TASK MATERIAL:
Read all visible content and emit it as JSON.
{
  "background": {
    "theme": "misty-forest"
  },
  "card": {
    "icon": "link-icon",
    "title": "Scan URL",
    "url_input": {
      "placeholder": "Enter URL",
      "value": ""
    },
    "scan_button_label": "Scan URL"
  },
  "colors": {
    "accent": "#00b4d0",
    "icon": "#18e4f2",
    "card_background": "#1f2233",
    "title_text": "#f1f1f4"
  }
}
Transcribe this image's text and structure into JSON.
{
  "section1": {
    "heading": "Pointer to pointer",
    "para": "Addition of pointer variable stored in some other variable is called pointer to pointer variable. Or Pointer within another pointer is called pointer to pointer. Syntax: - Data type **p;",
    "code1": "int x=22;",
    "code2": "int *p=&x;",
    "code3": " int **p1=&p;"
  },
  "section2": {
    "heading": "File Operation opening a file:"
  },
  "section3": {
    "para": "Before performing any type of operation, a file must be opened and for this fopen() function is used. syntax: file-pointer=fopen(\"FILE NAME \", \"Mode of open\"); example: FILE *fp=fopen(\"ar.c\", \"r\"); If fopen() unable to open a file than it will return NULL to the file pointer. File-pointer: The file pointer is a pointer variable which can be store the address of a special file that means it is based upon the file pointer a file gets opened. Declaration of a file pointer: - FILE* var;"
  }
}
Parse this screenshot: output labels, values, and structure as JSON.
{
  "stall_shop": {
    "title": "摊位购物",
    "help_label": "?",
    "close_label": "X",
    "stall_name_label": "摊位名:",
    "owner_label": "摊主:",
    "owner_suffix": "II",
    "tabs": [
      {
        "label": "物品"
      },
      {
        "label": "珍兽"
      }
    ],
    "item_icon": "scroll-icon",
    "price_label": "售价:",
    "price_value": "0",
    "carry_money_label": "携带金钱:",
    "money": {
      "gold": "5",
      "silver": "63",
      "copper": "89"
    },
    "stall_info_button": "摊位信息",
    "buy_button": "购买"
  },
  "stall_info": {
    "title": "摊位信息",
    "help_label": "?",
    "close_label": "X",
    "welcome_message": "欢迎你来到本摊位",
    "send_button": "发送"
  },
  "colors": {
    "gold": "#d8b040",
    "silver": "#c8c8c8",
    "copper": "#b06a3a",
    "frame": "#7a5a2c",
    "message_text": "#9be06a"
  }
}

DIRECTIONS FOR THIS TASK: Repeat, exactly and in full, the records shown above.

EXERCISE ANSWER:
Read all visible content and emit it as JSON.
{
  "background": {
    "theme": "misty-forest"
  },
  "card": {
    "icon": "link-icon",
    "title": "Scan URL",
    "url_input": {
      "placeholder": "Enter URL",
      "value": ""
    },
    "scan_button_label": "Scan URL"
  },
  "colors": {
    "accent": "#00b4d0",
    "icon": "#18e4f2",
    "card_background": "#1f2233",
    "title_text": "#f1f1f4"
  }
}
Transcribe this image's text and structure into JSON.
{
  "section1": {
    "heading": "Pointer to pointer",
    "para": "Addition of pointer variable stored in some other variable is called pointer to pointer variable. Or Pointer within another pointer is called pointer to pointer. Syntax: - Data type **p;",
    "code1": "int x=22;",
    "code2": "int *p=&x;",
    "code3": " int **p1=&p;"
  },
  "section2": {
    "heading": "File Operation opening a file:"
  },
  "section3": {
    "para": "Before performing any type of operation, a file must be opened and for this fopen() function is used. syntax: file-pointer=fopen(\"FILE NAME \", \"Mode of open\"); example: FILE *fp=fopen(\"ar.c\", \"r\"); If fopen() unable to open a file than it will return NULL to the file pointer. File-pointer: The file pointer is a pointer variable which can be store the address of a special file that means it is based upon the file pointer a file gets opened. Declaration of a file pointer: - FILE* var;"
  }
}
Parse this screenshot: output labels, values, and structure as JSON.
{
  "stall_shop": {
    "title": "摊位购物",
    "help_label": "?",
    "close_label": "X",
    "stall_name_label": "摊位名:",
    "owner_label": "摊主:",
    "owner_suffix": "II",
    "tabs": [
      {
        "label": "物品"
      },
      {
        "label": "珍兽"
      }
    ],
    "item_icon": "scroll-icon",
    "price_label": "售价:",
    "price_value": "0",
    "carry_money_label": "携带金钱:",
    "money": {
      "gold": "5",
      "silver": "63",
      "copper": "89"
    },
    "stall_info_button": "摊位信息",
    "buy_button": "购买"
  },
  "stall_info": {
    "title": "摊位信息",
    "help_label": "?",
    "close_label": "X",
    "welcome_message": "欢迎你来到本摊位",
    "send_button": "发送"
  },
  "colors": {
    "gold": "#d8b040",
    "silver": "#c8c8c8",
    "copper": "#b06a3a",
    "frame": "#7a5a2c",
    "message_text": "#9be06a"
  }
}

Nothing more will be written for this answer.